While Apple champions all sorts of things, including individual privacy, user security, being a positive element for the environment, and no software backdoors which could give government agencies too much access. The reality is, if it wants to work in certain markets, then it must abide by local laws, regulations, and even demands. Which can lead to some noteworthy changes.
It has been a few months since the trial between Epic Games and Apple wound down. Now, the judge leading the trial has made an initial ruling. And it's a big win for Epic (and Fortnite).
Judge Yvonne Gonzalez-Rogers has filed a permanent injunction against Apple, with the ruling arriving early on Friday morning. This applies some major pressure to Apple, and it's a giant setback for Apple's App Store rules moving forward.
Apple and Google are no longer allowed to force developers to exclusively use their own payment system (and consequentially be subjected to service fees), at least in South Korea.
Last week, we reported that the South Korean government was looking to vote on the Telecommunications Business Act, a bill that includes an amendment that aims to force Apple and Google to make some sweeping changes to their digital storefronts. In South Korea the bill is known in short-hand as the "anti-Google bill," but obviously a lot of the focus is more on Apple's App Store. Generally speaking, though, the South Korean government believes this bill should help reign in any company with a monopolistic, or dominant, market position.
Some people believe it's a negative that Apple controls so much of the iPhone experience. Some of those people would point to the Mac and say, "See? They don't have to have such a heavy-handed approach" and maybe they're onto something. But a lot of folks out there don't see it the same way, calling Apple's "guiding hand" just one less thing they need to think about on a day-to-day basis.
With Google prepping to soon launch YouTube picture-in-picture on iPhone, now YouTube Premium subscribers can experimentally try out the picture-in-picture (PiP) on iOS.
There is a lot of attention on how Google and Apple handle their respective digital storefronts. Some of that attention is all about making changes -- especially when it comes to Apple's App Store. And it looks like one bill from a major economy could set the stage for future change across the board. Which Apple is obviously not too pleased with.
Google bills Stadia, its cloud-based gaming platform, as the "one place for all the ways we play." While that's true thanks to the fact that Stadia can be accessed across a range of devices, it turns out that Google's dreams for video games were much, much bigger just last year. So big, in fact, one could call it planned global domination.
Having spent six full months on Mars, NASA's Perseverance Rover has already snapped up 125,428 photos, and it's showing no signs of slowing down.
Google is putting chapter markers (determined by video timestamps) on YouTube's search results page to make it easier for users to jump straight to a specific point in the video.
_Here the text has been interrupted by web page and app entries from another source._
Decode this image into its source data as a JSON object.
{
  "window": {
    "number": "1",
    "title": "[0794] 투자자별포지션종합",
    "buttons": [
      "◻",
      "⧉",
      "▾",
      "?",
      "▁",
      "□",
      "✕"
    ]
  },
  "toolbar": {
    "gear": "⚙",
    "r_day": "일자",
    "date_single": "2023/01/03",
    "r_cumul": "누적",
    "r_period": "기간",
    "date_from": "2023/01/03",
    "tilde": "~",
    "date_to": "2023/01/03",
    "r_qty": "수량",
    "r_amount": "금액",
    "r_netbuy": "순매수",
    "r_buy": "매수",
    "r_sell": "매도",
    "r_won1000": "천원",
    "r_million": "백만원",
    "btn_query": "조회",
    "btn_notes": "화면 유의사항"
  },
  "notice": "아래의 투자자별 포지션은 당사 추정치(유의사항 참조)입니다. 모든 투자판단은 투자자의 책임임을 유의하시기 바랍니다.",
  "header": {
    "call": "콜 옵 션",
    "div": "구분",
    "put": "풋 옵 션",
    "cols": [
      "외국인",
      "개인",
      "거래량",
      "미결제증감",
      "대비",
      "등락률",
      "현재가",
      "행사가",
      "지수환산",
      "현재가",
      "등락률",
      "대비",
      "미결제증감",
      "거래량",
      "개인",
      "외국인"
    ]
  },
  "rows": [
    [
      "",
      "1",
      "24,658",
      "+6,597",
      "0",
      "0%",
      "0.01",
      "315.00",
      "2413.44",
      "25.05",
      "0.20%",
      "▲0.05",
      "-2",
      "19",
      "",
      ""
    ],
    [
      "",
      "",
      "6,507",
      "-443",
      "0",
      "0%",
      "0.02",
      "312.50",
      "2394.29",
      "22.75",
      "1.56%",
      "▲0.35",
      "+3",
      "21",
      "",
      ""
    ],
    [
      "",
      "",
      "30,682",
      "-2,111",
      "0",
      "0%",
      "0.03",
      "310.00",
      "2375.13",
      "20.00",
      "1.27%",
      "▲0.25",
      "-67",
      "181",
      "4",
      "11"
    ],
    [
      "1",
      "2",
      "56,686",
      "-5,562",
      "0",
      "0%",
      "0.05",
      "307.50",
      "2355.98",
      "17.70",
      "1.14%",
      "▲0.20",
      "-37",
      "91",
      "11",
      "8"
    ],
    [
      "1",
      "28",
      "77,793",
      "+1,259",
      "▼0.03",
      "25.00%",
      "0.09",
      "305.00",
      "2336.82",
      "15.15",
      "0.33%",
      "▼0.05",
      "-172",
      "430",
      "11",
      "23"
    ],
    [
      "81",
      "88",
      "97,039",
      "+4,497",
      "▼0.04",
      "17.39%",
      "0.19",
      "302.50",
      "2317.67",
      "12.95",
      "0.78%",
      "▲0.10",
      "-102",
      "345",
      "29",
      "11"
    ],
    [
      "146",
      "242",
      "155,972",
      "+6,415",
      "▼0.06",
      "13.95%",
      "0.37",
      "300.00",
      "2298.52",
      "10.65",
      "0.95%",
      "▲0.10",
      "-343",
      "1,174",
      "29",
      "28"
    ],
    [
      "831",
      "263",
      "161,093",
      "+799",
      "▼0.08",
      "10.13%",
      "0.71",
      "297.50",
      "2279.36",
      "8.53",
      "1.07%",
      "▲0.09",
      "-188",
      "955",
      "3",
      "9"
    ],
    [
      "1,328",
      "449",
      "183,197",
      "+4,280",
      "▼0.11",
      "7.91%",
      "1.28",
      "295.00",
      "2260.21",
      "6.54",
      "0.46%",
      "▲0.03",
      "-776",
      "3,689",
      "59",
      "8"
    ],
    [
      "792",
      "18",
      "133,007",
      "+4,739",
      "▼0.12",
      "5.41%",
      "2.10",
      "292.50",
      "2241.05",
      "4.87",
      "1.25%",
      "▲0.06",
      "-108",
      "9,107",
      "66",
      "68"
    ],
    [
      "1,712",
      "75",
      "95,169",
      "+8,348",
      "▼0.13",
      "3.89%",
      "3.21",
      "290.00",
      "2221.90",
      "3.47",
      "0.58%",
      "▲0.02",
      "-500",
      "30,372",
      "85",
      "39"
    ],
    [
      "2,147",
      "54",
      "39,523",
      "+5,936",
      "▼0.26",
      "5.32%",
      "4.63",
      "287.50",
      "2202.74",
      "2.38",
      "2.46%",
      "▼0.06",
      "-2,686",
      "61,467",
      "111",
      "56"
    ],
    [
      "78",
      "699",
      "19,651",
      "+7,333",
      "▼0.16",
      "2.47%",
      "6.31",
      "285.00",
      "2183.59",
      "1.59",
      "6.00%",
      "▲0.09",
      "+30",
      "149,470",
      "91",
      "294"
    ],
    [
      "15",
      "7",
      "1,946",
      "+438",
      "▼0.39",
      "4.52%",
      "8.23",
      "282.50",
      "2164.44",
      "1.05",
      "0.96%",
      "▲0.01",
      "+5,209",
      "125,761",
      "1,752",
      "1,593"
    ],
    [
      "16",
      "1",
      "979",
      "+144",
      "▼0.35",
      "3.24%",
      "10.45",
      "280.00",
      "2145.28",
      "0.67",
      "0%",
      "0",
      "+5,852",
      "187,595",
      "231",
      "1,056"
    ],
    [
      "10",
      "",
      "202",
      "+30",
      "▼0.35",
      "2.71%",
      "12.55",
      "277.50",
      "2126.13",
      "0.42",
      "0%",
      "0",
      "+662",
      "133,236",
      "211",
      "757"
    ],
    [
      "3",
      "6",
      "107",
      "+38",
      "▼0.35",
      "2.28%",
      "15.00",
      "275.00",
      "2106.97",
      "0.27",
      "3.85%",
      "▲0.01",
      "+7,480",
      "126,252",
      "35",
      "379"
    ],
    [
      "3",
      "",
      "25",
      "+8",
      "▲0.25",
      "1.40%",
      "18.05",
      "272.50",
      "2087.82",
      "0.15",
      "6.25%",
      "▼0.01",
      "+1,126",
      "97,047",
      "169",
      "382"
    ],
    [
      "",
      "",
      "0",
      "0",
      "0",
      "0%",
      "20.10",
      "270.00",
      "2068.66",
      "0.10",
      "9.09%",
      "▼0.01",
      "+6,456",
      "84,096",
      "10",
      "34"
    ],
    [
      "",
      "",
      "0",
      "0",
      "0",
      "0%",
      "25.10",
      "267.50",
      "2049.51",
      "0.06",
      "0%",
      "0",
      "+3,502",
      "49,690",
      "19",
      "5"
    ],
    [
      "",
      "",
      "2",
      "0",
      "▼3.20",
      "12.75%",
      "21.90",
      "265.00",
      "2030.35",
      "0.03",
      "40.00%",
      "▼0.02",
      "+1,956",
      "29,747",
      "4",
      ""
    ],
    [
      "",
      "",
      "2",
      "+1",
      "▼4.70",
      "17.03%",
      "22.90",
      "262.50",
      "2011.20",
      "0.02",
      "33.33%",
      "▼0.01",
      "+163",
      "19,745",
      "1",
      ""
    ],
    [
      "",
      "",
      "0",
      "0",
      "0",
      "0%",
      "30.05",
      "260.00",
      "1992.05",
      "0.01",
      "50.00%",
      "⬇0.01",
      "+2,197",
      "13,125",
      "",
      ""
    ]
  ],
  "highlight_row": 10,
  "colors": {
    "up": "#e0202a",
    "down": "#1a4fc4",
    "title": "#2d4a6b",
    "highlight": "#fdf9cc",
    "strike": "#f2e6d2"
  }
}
Pixel phones include an 18W USB-C power adapter in the box, but the upcoming Pixel 6 and Pixel 6 Pro flagships will ship without Google's standard in-box charger.
Google recently updated its mobile YouTube app for iOS and Android with a handy looping option. You can now set a video on repeat, which wasn't previously possible in the mobile app.